The controls are very simple to use but I had some issues with them. At times they just seemed unresponsive. Most (if not all) of my deaths in the game can be attributed to the controls. In particular the jump button seems to have a significant lag at times. I died several times due to the character not jumping when I pressed the jump button. Attataq also seems to slide a lot. When the character either falls down or jumps down, the character goes into the roll animation which you can’t stop. Most of your deaths will be due to Attataq rolling off the end of a platform. When jumping you need to take this rolling animation into effect in order to avoid rolling off the edge.

While the controls are frustrating at times, they generally are only a minor disturbance due to the game’s difficulty. Simply put The Last Inua is one of the easiest games that I have played recently. If you have any experience with platformers, you will breeze through The Last Inua. All of the platforming sections are really easy and your only real issues will be due to the controls. In addition the puzzles are simple and the solutions are straightforward. The collectible are also really easy to find since I found over half of them without really even trying.

If the platforming wasn’t easy enough the game helps out players by stopping one of the characters when they need to switch to the other character. When you have reached the furthest point that a character can currently go , they will stop and call out the other characters name. Maybe it is just me but I found this to be kind of annoying after a time. To make the game a little harder the game should have allowed players to move characters whenever they wanted to. This would have gave the game a little trial and error.

So the gameplay in The Last Inua is very easy and pretty average overall. The one unique thing going for the Last Inua is the artwork/theme. While the story was underdeveloped/confusing at times, I thought it was interesting. I doubt there has ever been another game made about Inuit culture.

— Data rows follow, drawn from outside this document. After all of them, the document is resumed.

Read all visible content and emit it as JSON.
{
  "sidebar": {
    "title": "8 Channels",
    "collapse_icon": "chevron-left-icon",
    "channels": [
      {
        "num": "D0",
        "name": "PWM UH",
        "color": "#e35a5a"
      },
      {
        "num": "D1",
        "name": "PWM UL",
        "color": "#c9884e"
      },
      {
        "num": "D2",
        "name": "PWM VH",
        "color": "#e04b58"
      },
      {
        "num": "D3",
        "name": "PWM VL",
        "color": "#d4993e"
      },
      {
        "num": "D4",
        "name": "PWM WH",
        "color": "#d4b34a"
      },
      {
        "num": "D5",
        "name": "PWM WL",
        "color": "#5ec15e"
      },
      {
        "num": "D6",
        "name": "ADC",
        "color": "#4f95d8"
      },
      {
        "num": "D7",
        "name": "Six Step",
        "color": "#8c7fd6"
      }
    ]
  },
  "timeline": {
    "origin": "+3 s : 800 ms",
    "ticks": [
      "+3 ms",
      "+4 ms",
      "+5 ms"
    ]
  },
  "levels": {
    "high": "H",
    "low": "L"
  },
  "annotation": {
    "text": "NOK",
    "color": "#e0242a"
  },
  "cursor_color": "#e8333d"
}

While the story could have been written a little better, it does a good job teaching about a culture few people know about. The Last Inua is the type of game that thrives more on its’ story than its’ gameplay.

I also thought the artwork was pretty well done. Being a port of an IPad/IPhone game, the graphics are obvious not the greatest in the world but you shouldn’t expect that from a mobile port. The artwork has its’ own unique style which is inspired by its’ theme. I would consider the artwork to be the game’s greatest strength.

The Last Inua is far from a long game. It took me less than two hours to complete the game. I didn’t rush through the game but I didn’t waste a lot of time looking for collectible either. If you spend the time to find all of the collectibles I can see the game taking maybe three hours to complete. The game has little to no replay value though so once you have completed the game it is unlikely that you will come back to it.

I used to be a big proponent for longer games but recently I have been starting to change my mind. In The Last Inua’s case, I actually think the shorter length helps it. If the game would have been longer it would have really started to drag on. If no new mechanics were added the game would have become repetitive towards the end. I don’t have a problem with the length of the game but I do have a problem with the price. At $8 the game is too expensive for the amount of gameplay you get. If The Last Inua was a fantastic game it may have been worth the cost, but it is just an average game. If you are interested in the game I would either look for a sale or wait for the game to be bundled again.

The Last Inua is an average game. The gameplay is okay but it has occasional control issues. The game is very easy so anyone who has any experience with platformers is unlikely to be challenged by the game. Due to its’ simplicity the game is very short. If you want a challenging game or don’t care for story, you should pass on The Last Inua. If story, style and theme are important to you, you may enjoy The Last Inua. I would recommend trying to pick it up on sale though.